**Instructions for the task:** Go over the entries and report the lines where the word "JSON" occurs.

**Task input:**
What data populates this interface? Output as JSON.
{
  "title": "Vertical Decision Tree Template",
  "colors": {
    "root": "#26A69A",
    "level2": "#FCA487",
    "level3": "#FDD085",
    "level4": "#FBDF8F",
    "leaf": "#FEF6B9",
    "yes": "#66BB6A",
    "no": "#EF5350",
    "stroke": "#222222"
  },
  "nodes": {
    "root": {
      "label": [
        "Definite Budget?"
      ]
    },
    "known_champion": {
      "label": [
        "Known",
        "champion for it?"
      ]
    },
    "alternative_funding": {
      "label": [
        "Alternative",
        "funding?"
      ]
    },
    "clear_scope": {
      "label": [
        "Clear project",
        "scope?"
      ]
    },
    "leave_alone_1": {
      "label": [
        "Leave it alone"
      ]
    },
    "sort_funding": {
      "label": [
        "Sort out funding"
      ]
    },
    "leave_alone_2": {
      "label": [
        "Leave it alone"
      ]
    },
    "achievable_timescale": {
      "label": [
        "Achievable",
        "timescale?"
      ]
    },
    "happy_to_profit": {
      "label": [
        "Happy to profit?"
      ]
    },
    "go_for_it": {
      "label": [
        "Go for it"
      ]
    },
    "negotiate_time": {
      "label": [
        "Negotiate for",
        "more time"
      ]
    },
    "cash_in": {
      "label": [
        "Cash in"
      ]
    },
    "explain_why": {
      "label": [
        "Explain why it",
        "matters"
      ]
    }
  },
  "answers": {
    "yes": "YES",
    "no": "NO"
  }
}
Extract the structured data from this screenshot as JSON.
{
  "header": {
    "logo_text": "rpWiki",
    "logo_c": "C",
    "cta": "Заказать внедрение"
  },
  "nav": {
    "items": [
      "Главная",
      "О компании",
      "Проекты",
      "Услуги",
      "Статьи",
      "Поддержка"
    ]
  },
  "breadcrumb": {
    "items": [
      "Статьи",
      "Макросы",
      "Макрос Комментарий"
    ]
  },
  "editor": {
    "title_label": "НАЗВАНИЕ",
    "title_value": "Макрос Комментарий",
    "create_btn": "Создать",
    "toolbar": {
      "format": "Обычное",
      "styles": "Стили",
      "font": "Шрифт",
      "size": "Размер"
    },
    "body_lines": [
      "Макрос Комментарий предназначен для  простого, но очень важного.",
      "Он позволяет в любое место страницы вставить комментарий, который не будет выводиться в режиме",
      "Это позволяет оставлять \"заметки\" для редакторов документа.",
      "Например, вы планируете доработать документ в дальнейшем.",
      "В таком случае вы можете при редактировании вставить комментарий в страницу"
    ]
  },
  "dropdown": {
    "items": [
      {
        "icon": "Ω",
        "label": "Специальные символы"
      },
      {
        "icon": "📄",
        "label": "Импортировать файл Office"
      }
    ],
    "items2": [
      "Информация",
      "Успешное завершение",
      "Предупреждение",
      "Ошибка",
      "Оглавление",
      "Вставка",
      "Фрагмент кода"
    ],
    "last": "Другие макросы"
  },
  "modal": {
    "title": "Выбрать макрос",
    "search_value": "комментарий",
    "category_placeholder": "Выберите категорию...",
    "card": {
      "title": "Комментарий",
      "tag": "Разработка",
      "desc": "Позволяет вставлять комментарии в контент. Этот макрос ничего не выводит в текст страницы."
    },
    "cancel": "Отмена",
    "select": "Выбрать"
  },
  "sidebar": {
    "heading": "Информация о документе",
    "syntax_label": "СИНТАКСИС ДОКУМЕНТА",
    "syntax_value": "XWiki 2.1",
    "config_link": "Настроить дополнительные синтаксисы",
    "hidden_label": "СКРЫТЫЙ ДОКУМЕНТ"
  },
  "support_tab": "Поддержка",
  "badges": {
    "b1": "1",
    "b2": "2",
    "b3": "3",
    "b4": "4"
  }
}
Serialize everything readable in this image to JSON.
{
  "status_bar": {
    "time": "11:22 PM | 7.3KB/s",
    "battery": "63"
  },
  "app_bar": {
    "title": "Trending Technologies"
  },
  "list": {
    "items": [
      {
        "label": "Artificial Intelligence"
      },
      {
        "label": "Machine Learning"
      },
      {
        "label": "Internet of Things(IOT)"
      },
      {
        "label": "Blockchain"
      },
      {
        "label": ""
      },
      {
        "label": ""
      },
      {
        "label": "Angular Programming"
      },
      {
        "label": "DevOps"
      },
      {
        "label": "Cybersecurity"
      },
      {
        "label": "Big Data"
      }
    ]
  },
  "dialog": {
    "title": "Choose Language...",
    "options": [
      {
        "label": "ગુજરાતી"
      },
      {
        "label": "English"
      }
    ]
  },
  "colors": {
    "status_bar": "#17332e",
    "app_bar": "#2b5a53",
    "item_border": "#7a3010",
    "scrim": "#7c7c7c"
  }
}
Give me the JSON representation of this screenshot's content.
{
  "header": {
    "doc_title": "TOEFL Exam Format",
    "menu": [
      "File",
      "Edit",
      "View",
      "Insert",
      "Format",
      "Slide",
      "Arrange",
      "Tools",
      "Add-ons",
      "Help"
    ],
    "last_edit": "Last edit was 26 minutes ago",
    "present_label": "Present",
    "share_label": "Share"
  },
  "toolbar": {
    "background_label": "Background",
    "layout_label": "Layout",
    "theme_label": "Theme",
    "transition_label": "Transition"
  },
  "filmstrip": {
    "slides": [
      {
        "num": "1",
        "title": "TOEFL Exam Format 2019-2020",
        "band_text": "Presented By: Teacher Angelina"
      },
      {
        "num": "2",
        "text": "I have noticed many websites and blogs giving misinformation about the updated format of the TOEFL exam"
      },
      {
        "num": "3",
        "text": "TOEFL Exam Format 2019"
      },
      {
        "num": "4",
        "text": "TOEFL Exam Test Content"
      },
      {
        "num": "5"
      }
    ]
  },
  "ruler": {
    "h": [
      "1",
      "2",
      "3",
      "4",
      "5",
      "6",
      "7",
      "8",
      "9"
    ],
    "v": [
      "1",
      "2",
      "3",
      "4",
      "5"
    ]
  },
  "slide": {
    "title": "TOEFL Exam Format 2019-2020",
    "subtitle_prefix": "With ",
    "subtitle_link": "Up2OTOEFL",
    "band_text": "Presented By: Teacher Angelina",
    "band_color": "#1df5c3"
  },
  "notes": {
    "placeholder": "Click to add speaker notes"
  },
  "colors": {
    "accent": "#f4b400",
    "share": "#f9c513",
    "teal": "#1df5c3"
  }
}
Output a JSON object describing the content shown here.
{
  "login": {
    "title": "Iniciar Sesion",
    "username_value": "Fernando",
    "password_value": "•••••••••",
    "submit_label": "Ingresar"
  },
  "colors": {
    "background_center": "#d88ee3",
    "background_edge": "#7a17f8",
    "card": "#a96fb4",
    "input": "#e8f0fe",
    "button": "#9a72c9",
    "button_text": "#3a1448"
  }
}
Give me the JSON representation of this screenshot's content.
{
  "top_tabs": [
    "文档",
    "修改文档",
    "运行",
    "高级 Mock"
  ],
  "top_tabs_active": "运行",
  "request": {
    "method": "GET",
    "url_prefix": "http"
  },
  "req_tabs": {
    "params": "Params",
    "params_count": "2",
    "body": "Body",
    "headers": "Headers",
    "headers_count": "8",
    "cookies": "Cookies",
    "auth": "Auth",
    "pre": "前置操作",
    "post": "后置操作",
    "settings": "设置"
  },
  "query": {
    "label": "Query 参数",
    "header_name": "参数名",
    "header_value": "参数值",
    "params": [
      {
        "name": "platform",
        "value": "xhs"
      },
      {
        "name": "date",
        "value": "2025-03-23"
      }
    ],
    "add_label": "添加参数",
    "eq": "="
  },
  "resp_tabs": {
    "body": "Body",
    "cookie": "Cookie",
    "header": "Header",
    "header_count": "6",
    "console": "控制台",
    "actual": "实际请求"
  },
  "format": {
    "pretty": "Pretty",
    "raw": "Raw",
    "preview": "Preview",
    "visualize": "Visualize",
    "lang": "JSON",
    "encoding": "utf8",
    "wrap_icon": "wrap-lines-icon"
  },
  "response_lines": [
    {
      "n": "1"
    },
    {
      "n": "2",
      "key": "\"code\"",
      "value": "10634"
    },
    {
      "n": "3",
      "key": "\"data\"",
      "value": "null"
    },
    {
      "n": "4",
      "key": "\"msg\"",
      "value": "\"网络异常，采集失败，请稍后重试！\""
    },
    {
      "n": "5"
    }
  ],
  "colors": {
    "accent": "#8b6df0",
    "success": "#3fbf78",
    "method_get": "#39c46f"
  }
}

**Task response:**
What data populates this interface? Output as JSON.
Extract the structured data from this screenshot as JSON.
Serialize everything readable in this image to JSON.
Give me the JSON representation of this screenshot's content.
Output a JSON object describing the content shown here.
Give me the JSON representation of this screenshot's content.
    "lang": "JSON",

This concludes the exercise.